Activity: Each of the entries below is to be written out exactly, and the images skipped.

Items from an interface collection:
....

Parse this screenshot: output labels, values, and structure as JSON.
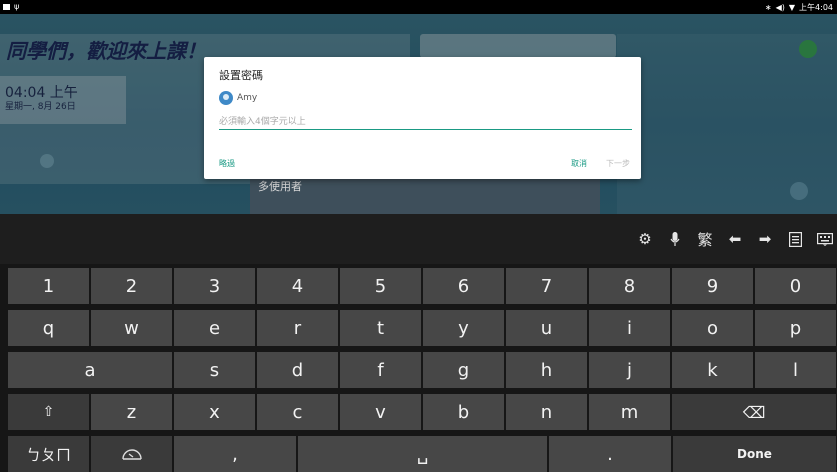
{
  "status_bar": {
    "time": "上午4:04",
    "icons": [
      "bluetooth-icon",
      "volume-icon",
      "wifi-icon"
    ]
  },
  "background": {
    "welcome": "同學們，歡迎來上課！",
    "clock_time": "04:04 上午",
    "clock_date": "星期一, 8月 26日",
    "multi_user": "多使用者"
  },
  "dialog": {
    "title": "設置密碼",
    "user_name": "Amy",
    "password_placeholder": "必須輸入4個字元以上",
    "password_value": "",
    "skip_label": "略過",
    "cancel_label": "取消",
    "next_label": "下一步"
  },
  "toolbar": {
    "icons": [
      "gear-icon",
      "microphone-icon",
      "traditional-chinese-icon",
      "arrow-left-icon",
      "arrow-right-icon",
      "clipboard-icon",
      "keyboard-icon"
    ],
    "traditional_label": "繁"
  },
  "keyboard": {
    "row1": [
      "1",
      "2",
      "3",
      "4",
      "5",
      "6",
      "7",
      "8",
      "9",
      "0"
    ],
    "row2": [
      "q",
      "w",
      "e",
      "r",
      "t",
      "y",
      "u",
      "i",
      "o",
      "p"
    ],
    "row3": [
      "a",
      "s",
      "d",
      "f",
      "g",
      "h",
      "j",
      "k",
      "l"
    ],
    "row4": [
      "z",
      "x",
      "c",
      "v",
      "b",
      "n",
      "m"
    ],
    "shift_glyph": "⇧",
    "backspace_glyph": "⌫",
    "lang_label": "ㄅㄆㄇ",
    "comma_label": ",",
    "space_label": "␣",
    "period_label": ".",
    "done_label": "Done",
    "colors": {
      "key": "#474747",
      "fn_key": "#3a3a3a",
      "accent": "#1a9a84"
    }
  }
}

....

Result of this exercise:
Parse this screenshot: output labels, values, and structure as JSON.
{
  "status_bar": {
    "time": "上午4:04",
    "icons": [
      "bluetooth-icon",
      "volume-icon",
      "wifi-icon"
    ]
  },
  "background": {
    "welcome": "同學們，歡迎來上課！",
    "clock_time": "04:04 上午",
    "clock_date": "星期一, 8月 26日",
    "multi_user": "多使用者"
  },
  "dialog": {
    "title": "設置密碼",
    "user_name": "Amy",
    "password_placeholder": "必須輸入4個字元以上",
    "password_value": "",
    "skip_label": "略過",
    "cancel_label": "取消",
    "next_label": "下一步"
  },
  "toolbar": {
    "icons": [
      "gear-icon",
      "microphone-icon",
      "traditional-chinese-icon",
      "arrow-left-icon",
      "arrow-right-icon",
      "clipboard-icon",
      "keyboard-icon"
    ],
    "traditional_label": "繁"
  },
  "keyboard": {
    "row1": [
      "1",
      "2",
      "3",
      "4",
      "5",
      "6",
      "7",
      "8",
      "9",
      "0"
    ],
    "row2": [
      "q",
      "w",
      "e",
      "r",
      "t",
      "y",
      "u",
      "i",
      "o",
      "p"
    ],
    "row3": [
      "a",
      "s",
      "d",
      "f",
      "g",
      "h",
      "j",
      "k",
      "l"
    ],
    "row4": [
      "z",
      "x",
      "c",
      "v",
      "b",
      "n",
      "m"
    ],
    "shift_glyph": "⇧",
    "backspace_glyph": "⌫",
    "lang_label": "ㄅㄆㄇ",
    "comma_label": ",",
    "space_label": "␣",
    "period_label": ".",
    "done_label": "Done",
    "colors": {
      "key": "#474747",
      "fn_key": "#3a3a3a",
      "accent": "#1a9a84"
    }
  }
}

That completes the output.